Mother jailed for life for beating son to death because he failed to learn Koran by heart

Sara Ege was ordered to serve a minimum of 17 years and collapsed as the sentence was delivered
  • @johnmatthewhall

A woman has been jailed for life for beating her son to death because he failed to learn parts of the Koran off by heart.

Sara Ege was ordered to serve a minimum of 17 years and collapsed as the sentence was delivered at Cardiff Crown Court.

Trial judge Mr Justice Wyn acknowledged that “in many respects Ege was a very good mother” but went on to highlight the crucial last three months of her son Yaseen's life.

“The violence that you perpetrated on your son was not confined to one day,” the judge told Ege as he passed sentence.

“I am satisfied that, over three months, you beat him on a number of occasions, often with a wooden pestle.

”His injuries must have caused him a good deal of pain. In my judgment Yaseen was subjected to prolonged cruelty.“

He said the evidence showed that, on the day Yaseen died, he was attacked and suffered ”serious abdominal injuries“.

”There is a further aggravating feature and that is that you attempted to burn Yaseen's body. There can be no doubt that you set fire to his body in an attempt to evade the consequences of what you had done.“

He added: ”What was your motive for acting as you did? I am satisfied that, on the day of his death, Yaseen was kept home from school so that he could dedicate himself to his (Koran) studies.

“On that day Yaseen must have failed in some way because I am satisfied that it was that failure which was the trigger for the beating.

”That is what you told the police in the course of your confession in July 2010 and I see no reason to doubt what you then said was true.“

Ege was found guilty of the murder of her bright seven-year-old son by a jury at Cardiff Crown Court last month.

The schoolboy had suffered multiple injuries to his body and died in July 2010 from internal injuries caused by three months of punishing beatings.

His death was initially treated as a terrible tragedy in the aftermath of the blaze but it was quickly found he was dead before it was set.

Ege accused her husband Yousef Ege, 38, who stood trial with his wife, of being a violent bully who beat her and was their son's real killer.

But he was cleared of causing or allowing his son's death at home in Pontcanna, Cardiff, south Wales, by failing to act to prevent it.

Ege was found guilty both of murder and of a charge of perverting the course of justice.

Sentencing Ege today the judge took a series of mitigating factors into consideration.

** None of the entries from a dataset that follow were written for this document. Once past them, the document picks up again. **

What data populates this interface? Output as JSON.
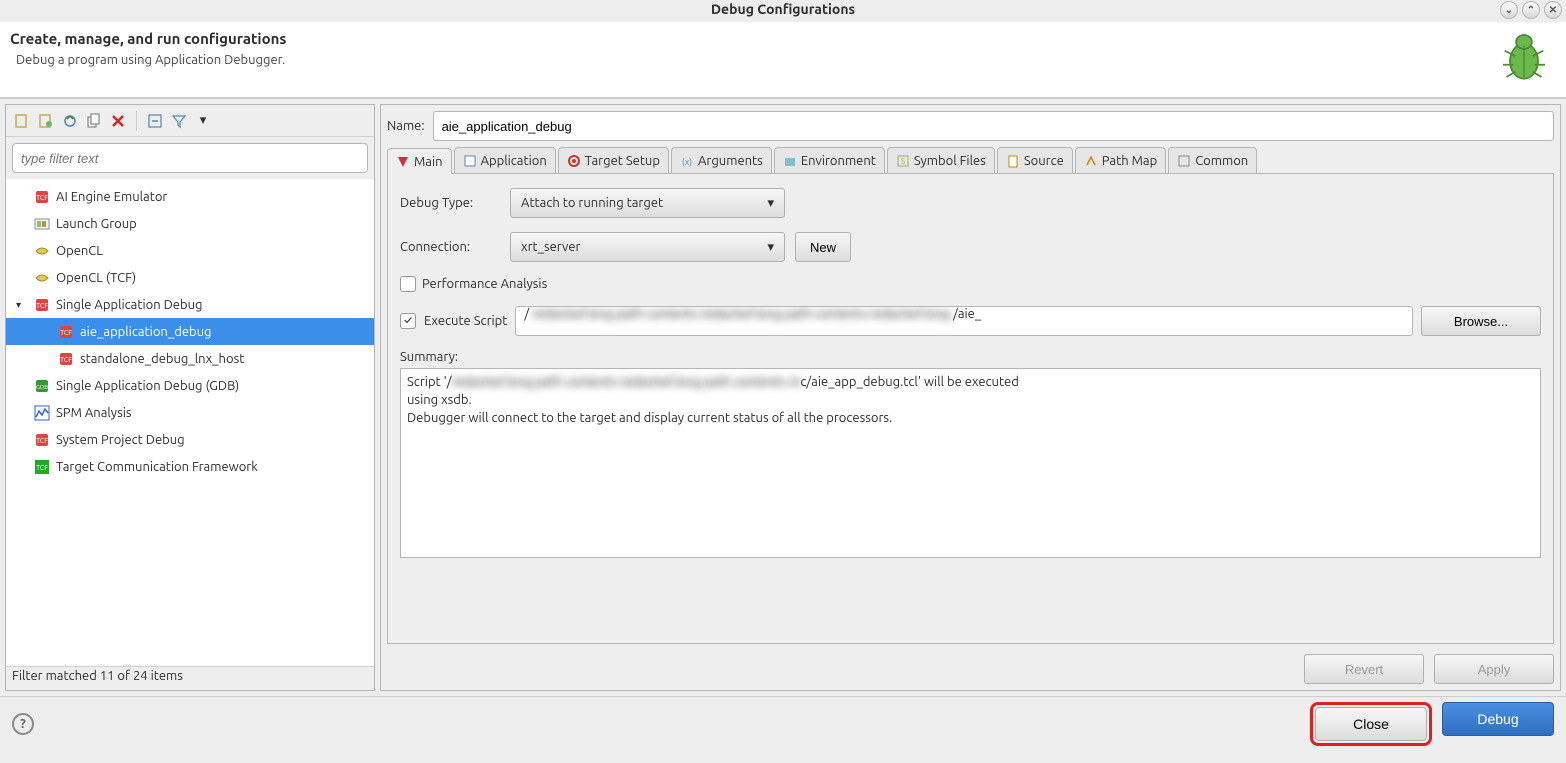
{
  "window": {
    "title": "Debug Configurations"
  },
  "header": {
    "title": "Create, manage, and run configurations",
    "subtitle": "Debug a program using Application Debugger."
  },
  "left": {
    "filter_placeholder": "type filter text",
    "status": "Filter matched 11 of 24 items",
    "tree": [
      {
        "label": "AI Engine Emulator",
        "icon": "tcf-icon"
      },
      {
        "label": "Launch Group",
        "icon": "launch-group-icon"
      },
      {
        "label": "OpenCL",
        "icon": "opencl-icon"
      },
      {
        "label": "OpenCL (TCF)",
        "icon": "opencl-icon"
      },
      {
        "label": "Single Application Debug",
        "icon": "tcf-icon",
        "expanded": true,
        "children": [
          {
            "label": "aie_application_debug",
            "icon": "tcf-icon",
            "selected": true
          },
          {
            "label": "standalone_debug_lnx_host",
            "icon": "tcf-icon"
          }
        ]
      },
      {
        "label": "Single Application Debug (GDB)",
        "icon": "gdb-icon"
      },
      {
        "label": "SPM Analysis",
        "icon": "spm-icon"
      },
      {
        "label": "System Project Debug",
        "icon": "tcf-icon"
      },
      {
        "label": "Target Communication Framework",
        "icon": "tcf-green-icon"
      }
    ]
  },
  "right": {
    "name_label": "Name:",
    "name_value": "aie_application_debug",
    "tabs": [
      {
        "label": "Main",
        "active": true
      },
      {
        "label": "Application"
      },
      {
        "label": "Target Setup"
      },
      {
        "label": "Arguments"
      },
      {
        "label": "Environment"
      },
      {
        "label": "Symbol Files"
      },
      {
        "label": "Source"
      },
      {
        "label": "Path Map"
      },
      {
        "label": "Common"
      }
    ],
    "debug_type_label": "Debug Type:",
    "debug_type_value": "Attach to running target",
    "connection_label": "Connection:",
    "connection_value": "xrt_server",
    "new_button": "New",
    "perf_analysis_label": "Performance Analysis",
    "execute_script_label": "Execute Script",
    "script_path_prefix": "/",
    "script_path_suffix": "/aie_",
    "browse_button": "Browse...",
    "summary_label": "Summary:",
    "summary_line1a": "Script '/",
    "summary_line1b": "c/aie_app_debug.tcl' will be executed",
    "summary_line2": "using xsdb.",
    "summary_line3": "Debugger will connect to the target and display current status of all the processors.",
    "revert_button": "Revert",
    "apply_button": "Apply"
  },
  "bottom": {
    "close_button": "Close",
    "debug_button": "Debug"
  }
}
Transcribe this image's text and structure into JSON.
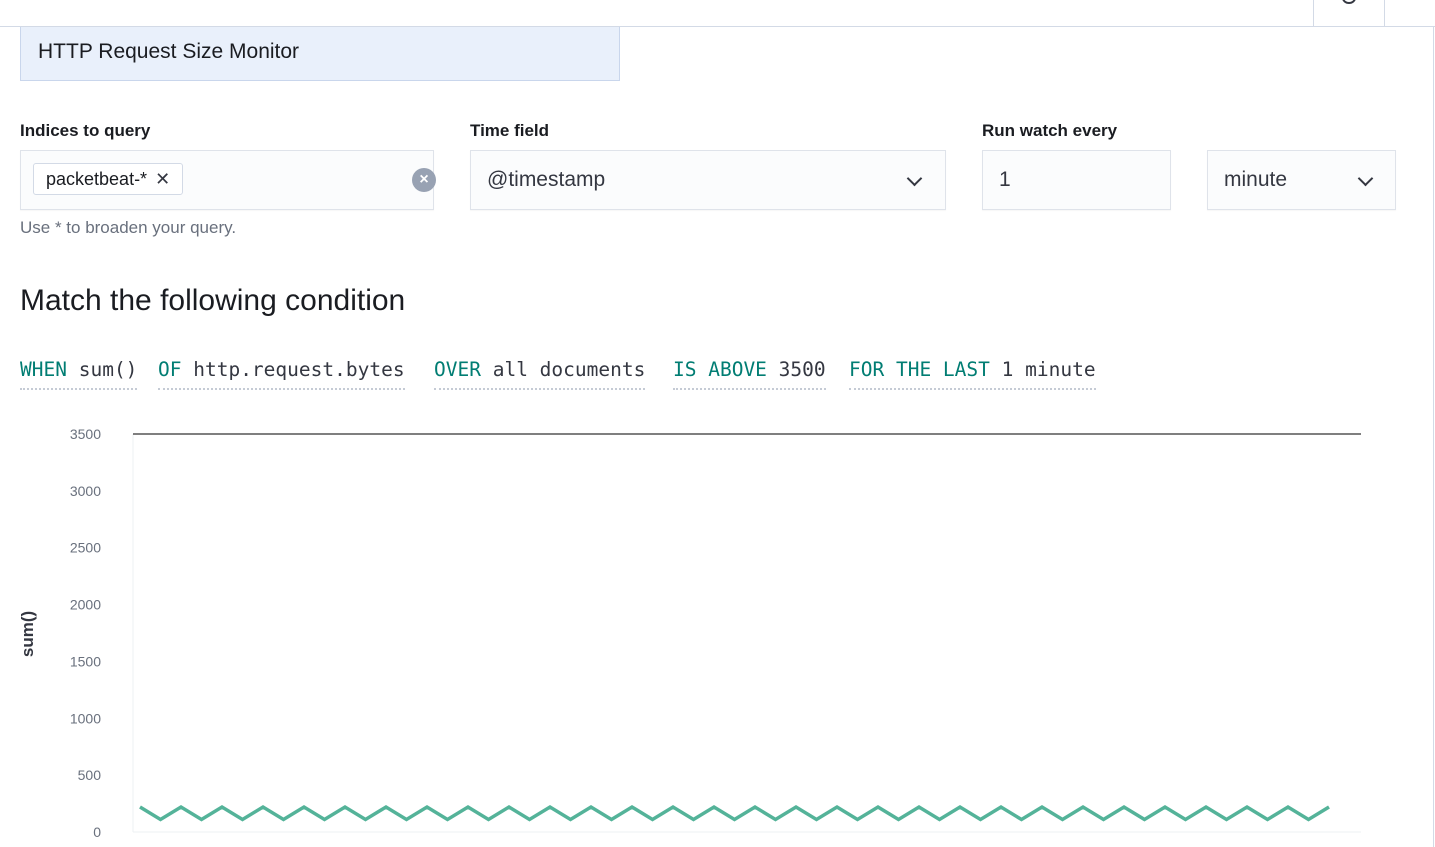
{
  "watch": {
    "name": "HTTP Request Size Monitor"
  },
  "indices": {
    "label": "Indices to query",
    "chip": "packetbeat-*",
    "help": "Use * to broaden your query."
  },
  "time_field": {
    "label": "Time field",
    "value": "@timestamp"
  },
  "schedule": {
    "label": "Run watch every",
    "interval": "1",
    "unit": "minute"
  },
  "condition": {
    "heading": "Match the following condition",
    "tokens": [
      {
        "kw": "WHEN",
        "val": "sum()"
      },
      {
        "kw": "OF",
        "val": "http.request.bytes"
      },
      {
        "kw": "OVER",
        "val": "all documents"
      },
      {
        "kw": "IS ABOVE",
        "val": "3500"
      },
      {
        "kw": "FOR THE LAST",
        "val": "1 minute"
      }
    ]
  },
  "colors": {
    "series": "#54b399",
    "threshold": "#555555",
    "keyword": "#017d73"
  },
  "chart_data": {
    "type": "line",
    "ylabel": "sum()",
    "ylim": [
      0,
      3500
    ],
    "yticks": [
      0,
      500,
      1000,
      1500,
      2000,
      2500,
      3000,
      3500
    ],
    "threshold": 3500,
    "series": [
      {
        "values": [
          220,
          110,
          220,
          110,
          220,
          110,
          220,
          110,
          220,
          110,
          220,
          110,
          220,
          110,
          220,
          110,
          220,
          110,
          220,
          110,
          220,
          110,
          220,
          110,
          220,
          110,
          220,
          110,
          220,
          110,
          220,
          110,
          220,
          110,
          220,
          110,
          220,
          110,
          220,
          110,
          220,
          110,
          220,
          110,
          220,
          110,
          220,
          110,
          220,
          110,
          220,
          110,
          220,
          110,
          220,
          110,
          220,
          110,
          220
        ]
      }
    ]
  }
}
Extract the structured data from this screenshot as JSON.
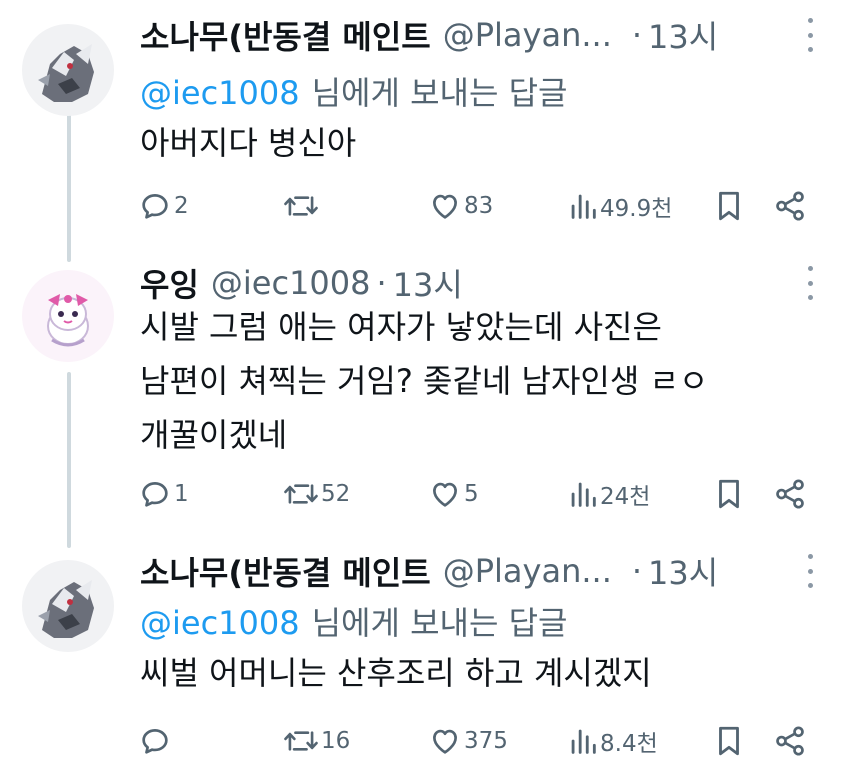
{
  "tweets": [
    {
      "name": "소나무(반동결 메인트",
      "handle": "@Playan...",
      "time": "13시",
      "reply_to": "@iec1008",
      "reply_suffix": "님에게 보내는 답글",
      "lines": [
        "아버지다 병신아"
      ],
      "replies": "2",
      "retweets": "",
      "likes": "83",
      "views": "49.9천",
      "avatar": "pokemon-avatar"
    },
    {
      "name": "우잉",
      "handle": "@iec1008",
      "time": "13시",
      "lines": [
        "시발 그럼 애는 여자가 낳았는데 사진은",
        "남편이 쳐찍는 거임? 좆같네 남자인생 ㄹㅇ",
        "개꿀이겠네"
      ],
      "replies": "1",
      "retweets": "52",
      "likes": "5",
      "views": "24천",
      "avatar": "character-avatar"
    },
    {
      "name": "소나무(반동결 메인트",
      "handle": "@Playan...",
      "time": "13시",
      "reply_to": "@iec1008",
      "reply_suffix": "님에게 보내는 답글",
      "lines": [
        "씨벌 어머니는 산후조리 하고 계시겠지"
      ],
      "replies": "",
      "retweets": "16",
      "likes": "375",
      "views": "8.4천",
      "avatar": "pokemon-avatar"
    }
  ],
  "colors": {
    "text": "#0f1419",
    "secondary": "#536471",
    "accent": "#1d9bf0",
    "thread": "#cfd9de"
  },
  "icons": [
    "reply-icon",
    "retweet-icon",
    "like-icon",
    "views-icon",
    "bookmark-icon",
    "share-icon",
    "more-icon"
  ]
}
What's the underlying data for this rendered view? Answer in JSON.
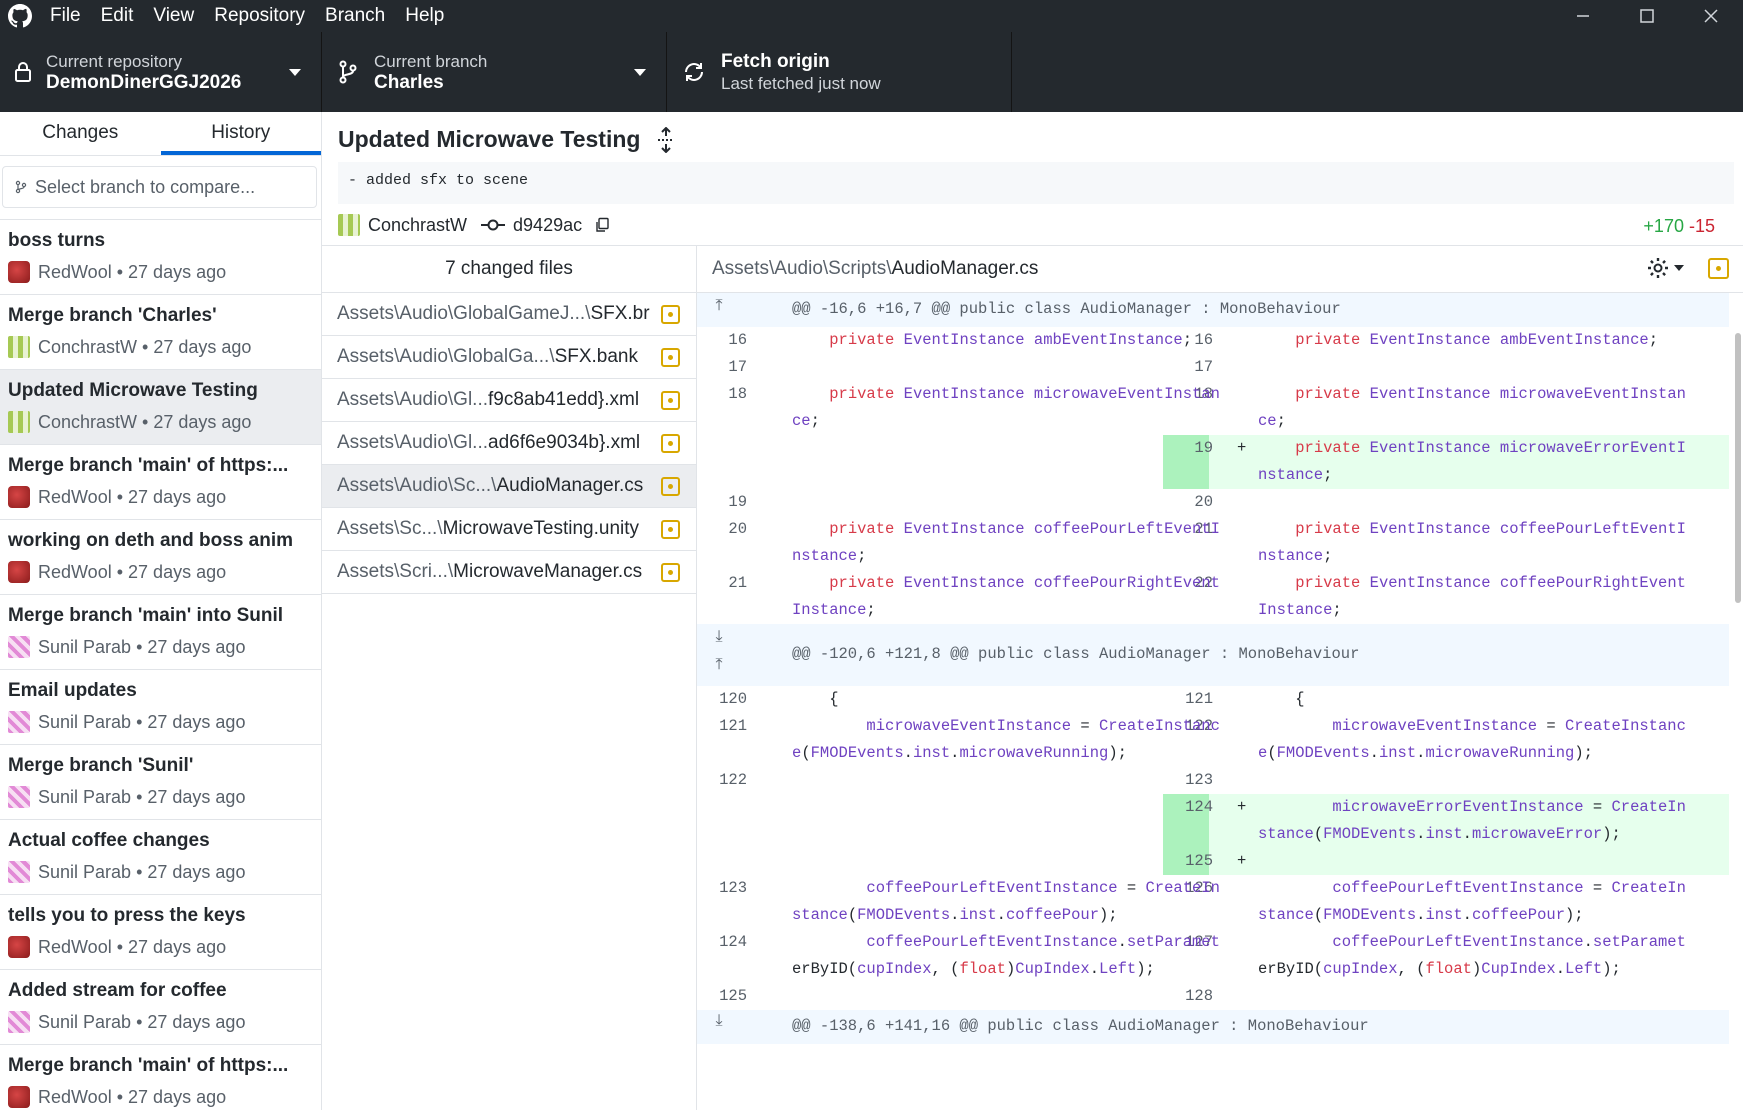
{
  "menu": [
    "File",
    "Edit",
    "View",
    "Repository",
    "Branch",
    "Help"
  ],
  "toolbar": {
    "repo_label": "Current repository",
    "repo_value": "DemonDinerGGJ2026",
    "branch_label": "Current branch",
    "branch_value": "Charles",
    "fetch_label": "Fetch origin",
    "fetch_sub": "Last fetched just now"
  },
  "sidebar": {
    "tabs": [
      "Changes",
      "History"
    ],
    "compare_placeholder": "Select branch to compare...",
    "commits": [
      {
        "title": "boss turns",
        "author": "RedWool",
        "when": "27 days ago",
        "avatar": "red"
      },
      {
        "title": "Merge branch 'Charles'",
        "author": "ConchrastW",
        "when": "27 days ago",
        "avatar": "green"
      },
      {
        "title": "Updated Microwave Testing",
        "author": "ConchrastW",
        "when": "27 days ago",
        "avatar": "green"
      },
      {
        "title": "Merge branch 'main' of https:...",
        "author": "RedWool",
        "when": "27 days ago",
        "avatar": "red"
      },
      {
        "title": "working on deth and boss anim",
        "author": "RedWool",
        "when": "27 days ago",
        "avatar": "red"
      },
      {
        "title": "Merge branch 'main' into Sunil",
        "author": "Sunil Parab",
        "when": "27 days ago",
        "avatar": "pink"
      },
      {
        "title": "Email updates",
        "author": "Sunil Parab",
        "when": "27 days ago",
        "avatar": "pink"
      },
      {
        "title": "Merge branch 'Sunil'",
        "author": "Sunil Parab",
        "when": "27 days ago",
        "avatar": "pink"
      },
      {
        "title": "Actual coffee changes",
        "author": "Sunil Parab",
        "when": "27 days ago",
        "avatar": "pink"
      },
      {
        "title": "tells you to press the keys",
        "author": "RedWool",
        "when": "27 days ago",
        "avatar": "red"
      },
      {
        "title": "Added stream for coffee",
        "author": "Sunil Parab",
        "when": "27 days ago",
        "avatar": "pink"
      },
      {
        "title": "Merge branch 'main' of https:...",
        "author": "RedWool",
        "when": "27 days ago",
        "avatar": "red"
      }
    ]
  },
  "commit": {
    "title": "Updated Microwave Testing",
    "description": "- added sfx to scene",
    "author": "ConchrastW",
    "sha": "d9429ac",
    "additions": "+170",
    "deletions": "-15"
  },
  "files": {
    "header": "7 changed files",
    "items": [
      {
        "pre": "Assets\\Audio\\GlobalGameJ...\\",
        "name": "SFX.br"
      },
      {
        "pre": "Assets\\Audio\\GlobalGa...\\",
        "name": "SFX.bank"
      },
      {
        "pre": "Assets\\Audio\\Gl...",
        "name": "f9c8ab41edd}.xml"
      },
      {
        "pre": "Assets\\Audio\\Gl...",
        "name": "ad6f6e9034b}.xml"
      },
      {
        "pre": "Assets\\Audio\\Sc...\\",
        "name": "AudioManager.cs"
      },
      {
        "pre": "Assets\\Sc...\\",
        "name": "MicrowaveTesting.unity"
      },
      {
        "pre": "Assets\\Scri...\\",
        "name": "MicrowaveManager.cs"
      }
    ]
  },
  "diff": {
    "path_dir": "Assets\\Audio\\Scripts\\",
    "path_file": "AudioManager.cs",
    "hunks": [
      "@@ -16,6 +16,7 @@ public class AudioManager : MonoBehaviour",
      "@@ -120,6 +121,8 @@ public class AudioManager : MonoBehaviour",
      "@@ -138,6 +141,16 @@ public class AudioManager : MonoBehaviour"
    ],
    "lines": [
      {
        "l": "16",
        "r": "16",
        "lc": "    private EventInstance ambEventInstance;",
        "rc": "    private EventInstance ambEventInstance;"
      },
      {
        "l": "17",
        "r": "17",
        "lc": "",
        "rc": ""
      },
      {
        "l": "18",
        "r": "18",
        "lc": "    private EventInstance microwaveEventInstan\nce;",
        "rc": "    private EventInstance microwaveEventInstan\nce;"
      },
      {
        "l": "",
        "r": "19",
        "lc": "",
        "rc": "    private EventInstance microwaveErrorEventI\nnstance;",
        "add": true
      },
      {
        "l": "19",
        "r": "20",
        "lc": "",
        "rc": ""
      },
      {
        "l": "20",
        "r": "21",
        "lc": "    private EventInstance coffeePourLeftEventI\nnstance;",
        "rc": "    private EventInstance coffeePourLeftEventI\nnstance;"
      },
      {
        "l": "21",
        "r": "22",
        "lc": "    private EventInstance coffeePourRightEvent\nInstance;",
        "rc": "    private EventInstance coffeePourRightEvent\nInstance;"
      },
      {
        "l": "120",
        "r": "121",
        "lc": "    {",
        "rc": "    {"
      },
      {
        "l": "121",
        "r": "122",
        "lc": "        microwaveEventInstance = CreateInstanc\ne(FMODEvents.inst.microwaveRunning);",
        "rc": "        microwaveEventInstance = CreateInstanc\ne(FMODEvents.inst.microwaveRunning);"
      },
      {
        "l": "122",
        "r": "123",
        "lc": "",
        "rc": ""
      },
      {
        "l": "",
        "r": "124",
        "lc": "",
        "rc": "        microwaveErrorEventInstance = CreateIn\nstance(FMODEvents.inst.microwaveError);",
        "add": true
      },
      {
        "l": "",
        "r": "125",
        "lc": "",
        "rc": "",
        "add": true
      },
      {
        "l": "123",
        "r": "126",
        "lc": "        coffeePourLeftEventInstance = CreateIn\nstance(FMODEvents.inst.coffeePour);",
        "rc": "        coffeePourLeftEventInstance = CreateIn\nstance(FMODEvents.inst.coffeePour);"
      },
      {
        "l": "124",
        "r": "127",
        "lc": "        coffeePourLeftEventInstance.setParamet\nerByID(cupIndex, (float)CupIndex.Left);",
        "rc": "        coffeePourLeftEventInstance.setParamet\nerByID(cupIndex, (float)CupIndex.Left);"
      },
      {
        "l": "125",
        "r": "128",
        "lc": "",
        "rc": ""
      }
    ]
  },
  "colors": {
    "accent": "#0366d6",
    "addition": "#28a745",
    "deletion": "#cb2431",
    "titlebar": "#24292e"
  }
}
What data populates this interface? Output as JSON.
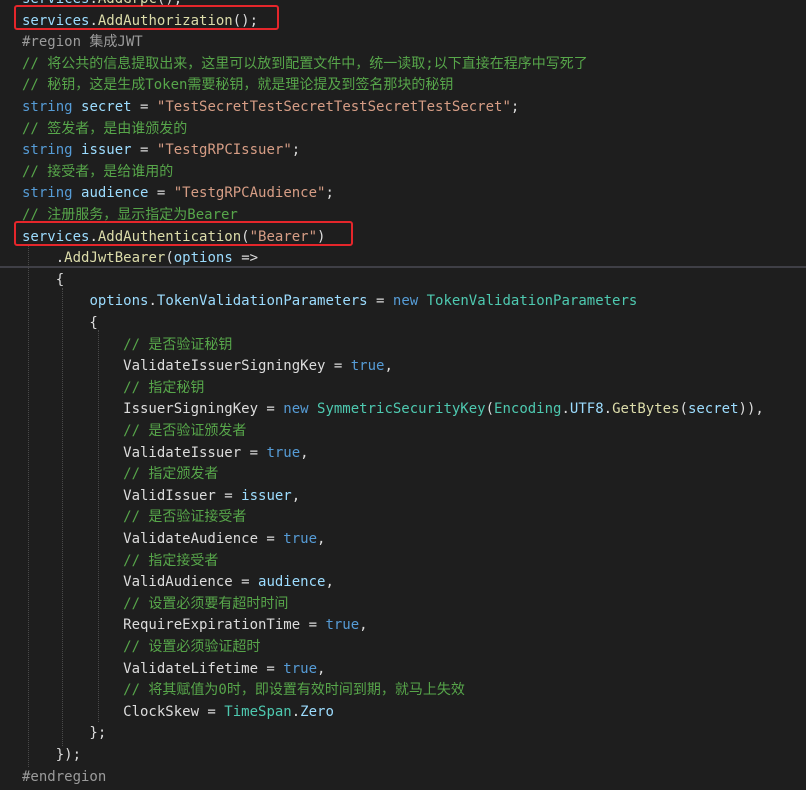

He accepted that Ege suffered from a recurring psychiatric illness which, while not amounting to a defence of diminished responsibility, ”lowered the degree of culpability“.

He also acknowledged that domestic violence, of which Ege had complained during the trial, was at least a factor in her mental state.

”I accept that, to an extent, you were a victim of domestic violence and had a difficult relationship with your husband and your mother-in-law,“ the judge said.

He also accepted she had suffered a series of miscarriages or ectopic pregnancies before giving birth to Yaseen which had been a cause of depression.

Once she had successfully conceived a child she suffered post natal depression. Later she had breast cancer, an illness she went on to beat.

He said that he accepted that throughout most of Yaseen's life the evidence showed she had been a good mother.

”I also accept what Mr Murphy says: In many respects you were a devoted and loving mother. You did many fine things to bring Yaseen up a good boy.

“I give you credit for the good things that you did in Yaseen's life,” the judge said.

Sentencing had been adjourned from last year to allow the completion of a series of psychiatric reports into Ege's mental state.

The consensus of the reports was that Ege was suffering from depression during the vital final three months of her son's life.

Ege was arrested within weeks of her son's death and has spent the last two-and-half years in a series of secure units.

The judge said that he regarded that period as “semi-incarceration” and would count it towards her 17 year minimum term sentence.